Data records Block Start

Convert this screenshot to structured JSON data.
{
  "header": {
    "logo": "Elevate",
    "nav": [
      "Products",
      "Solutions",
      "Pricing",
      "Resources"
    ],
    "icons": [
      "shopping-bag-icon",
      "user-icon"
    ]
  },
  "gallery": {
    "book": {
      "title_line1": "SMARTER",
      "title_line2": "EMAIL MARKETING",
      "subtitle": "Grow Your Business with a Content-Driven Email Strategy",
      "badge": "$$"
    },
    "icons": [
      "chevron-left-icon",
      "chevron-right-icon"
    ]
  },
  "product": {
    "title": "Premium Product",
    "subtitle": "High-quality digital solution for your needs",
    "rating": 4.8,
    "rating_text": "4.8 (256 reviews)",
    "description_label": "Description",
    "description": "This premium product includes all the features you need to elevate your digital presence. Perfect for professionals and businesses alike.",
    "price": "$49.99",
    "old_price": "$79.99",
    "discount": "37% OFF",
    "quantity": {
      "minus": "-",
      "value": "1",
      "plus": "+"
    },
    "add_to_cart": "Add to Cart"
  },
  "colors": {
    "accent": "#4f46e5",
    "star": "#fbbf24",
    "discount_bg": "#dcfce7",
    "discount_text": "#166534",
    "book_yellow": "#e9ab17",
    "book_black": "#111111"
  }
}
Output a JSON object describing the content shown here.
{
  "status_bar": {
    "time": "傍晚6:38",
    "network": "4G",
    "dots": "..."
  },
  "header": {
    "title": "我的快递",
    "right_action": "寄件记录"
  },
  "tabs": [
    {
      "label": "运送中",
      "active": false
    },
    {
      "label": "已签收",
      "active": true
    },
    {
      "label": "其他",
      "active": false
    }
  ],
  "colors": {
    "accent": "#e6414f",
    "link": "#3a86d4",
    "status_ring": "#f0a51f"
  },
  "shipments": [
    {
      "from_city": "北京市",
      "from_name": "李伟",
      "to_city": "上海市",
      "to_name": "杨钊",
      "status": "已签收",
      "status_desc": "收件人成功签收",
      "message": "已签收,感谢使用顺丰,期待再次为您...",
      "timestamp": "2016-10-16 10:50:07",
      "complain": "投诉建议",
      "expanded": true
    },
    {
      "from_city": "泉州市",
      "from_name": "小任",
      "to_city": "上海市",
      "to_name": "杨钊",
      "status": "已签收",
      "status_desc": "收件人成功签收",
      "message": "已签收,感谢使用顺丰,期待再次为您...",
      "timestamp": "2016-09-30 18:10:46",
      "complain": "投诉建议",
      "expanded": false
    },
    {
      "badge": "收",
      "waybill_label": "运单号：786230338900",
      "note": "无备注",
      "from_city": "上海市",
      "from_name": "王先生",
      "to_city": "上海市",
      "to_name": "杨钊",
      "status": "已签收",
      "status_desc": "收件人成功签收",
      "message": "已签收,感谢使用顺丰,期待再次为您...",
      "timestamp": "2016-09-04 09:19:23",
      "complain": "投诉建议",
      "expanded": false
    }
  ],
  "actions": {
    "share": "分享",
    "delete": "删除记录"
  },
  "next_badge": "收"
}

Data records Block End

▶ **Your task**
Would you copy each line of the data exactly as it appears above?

▶ **Answer for the task**
Convert this screenshot to structured JSON data.
{
  "header": {
    "logo": "Elevate",
    "nav": [
      "Products",
      "Solutions",
      "Pricing",
      "Resources"
    ],
    "icons": [
      "shopping-bag-icon",
      "user-icon"
    ]
  },
  "gallery": {
    "book": {
      "title_line1": "SMARTER",
      "title_line2": "EMAIL MARKETING",
      "subtitle": "Grow Your Business with a Content-Driven Email Strategy",
      "badge": "$$"
    },
    "icons": [
      "chevron-left-icon",
      "chevron-right-icon"
    ]
  },
  "product": {
    "title": "Premium Product",
    "subtitle": "High-quality digital solution for your needs",
    "rating": 4.8,
    "rating_text": "4.8 (256 reviews)",
    "description_label": "Description",
    "description": "This premium product includes all the features you need to elevate your digital presence. Perfect for professionals and businesses alike.",
    "price": "$49.99",
    "old_price": "$79.99",
    "discount": "37% OFF",
    "quantity": {
      "minus": "-",
      "value": "1",
      "plus": "+"
    },
    "add_to_cart": "Add to Cart"
  },
  "colors": {
    "accent": "#4f46e5",
    "star": "#fbbf24",
    "discount_bg": "#dcfce7",
    "discount_text": "#166534",
    "book_yellow": "#e9ab17",
    "book_black": "#111111"
  }
}
Output a JSON object describing the content shown here.
{
  "status_bar": {
    "time": "傍晚6:38",
    "network": "4G",
    "dots": "..."
  },
  "header": {
    "title": "我的快递",
    "right_action": "寄件记录"
  },
  "tabs": [
    {
      "label": "运送中",
      "active": false
    },
    {
      "label": "已签收",
      "active": true
    },
    {
      "label": "其他",
      "active": false
    }
  ],
  "colors": {
    "accent": "#e6414f",
    "link": "#3a86d4",
    "status_ring": "#f0a51f"
  },
  "shipments": [
    {
      "from_city": "北京市",
      "from_name": "李伟",
      "to_city": "上海市",
      "to_name": "杨钊",
      "status": "已签收",
      "status_desc": "收件人成功签收",
      "message": "已签收,感谢使用顺丰,期待再次为您...",
      "timestamp": "2016-10-16 10:50:07",
      "complain": "投诉建议",
      "expanded": true
    },
    {
      "from_city": "泉州市",
      "from_name": "小任",
      "to_city": "上海市",
      "to_name": "杨钊",
      "status": "已签收",
      "status_desc": "收件人成功签收",
      "message": "已签收,感谢使用顺丰,期待再次为您...",
      "timestamp": "2016-09-30 18:10:46",
      "complain": "投诉建议",
      "expanded": false
    },
    {
      "badge": "收",
      "waybill_label": "运单号：786230338900",
      "note": "无备注",
      "from_city": "上海市",
      "from_name": "王先生",
      "to_city": "上海市",
      "to_name": "杨钊",
      "status": "已签收",
      "status_desc": "收件人成功签收",
      "message": "已签收,感谢使用顺丰,期待再次为您...",
      "timestamp": "2016-09-04 09:19:23",
      "complain": "投诉建议",
      "expanded": false
    }
  ],
  "actions": {
    "share": "分享",
    "delete": "删除记录"
  },
  "next_badge": "收"
}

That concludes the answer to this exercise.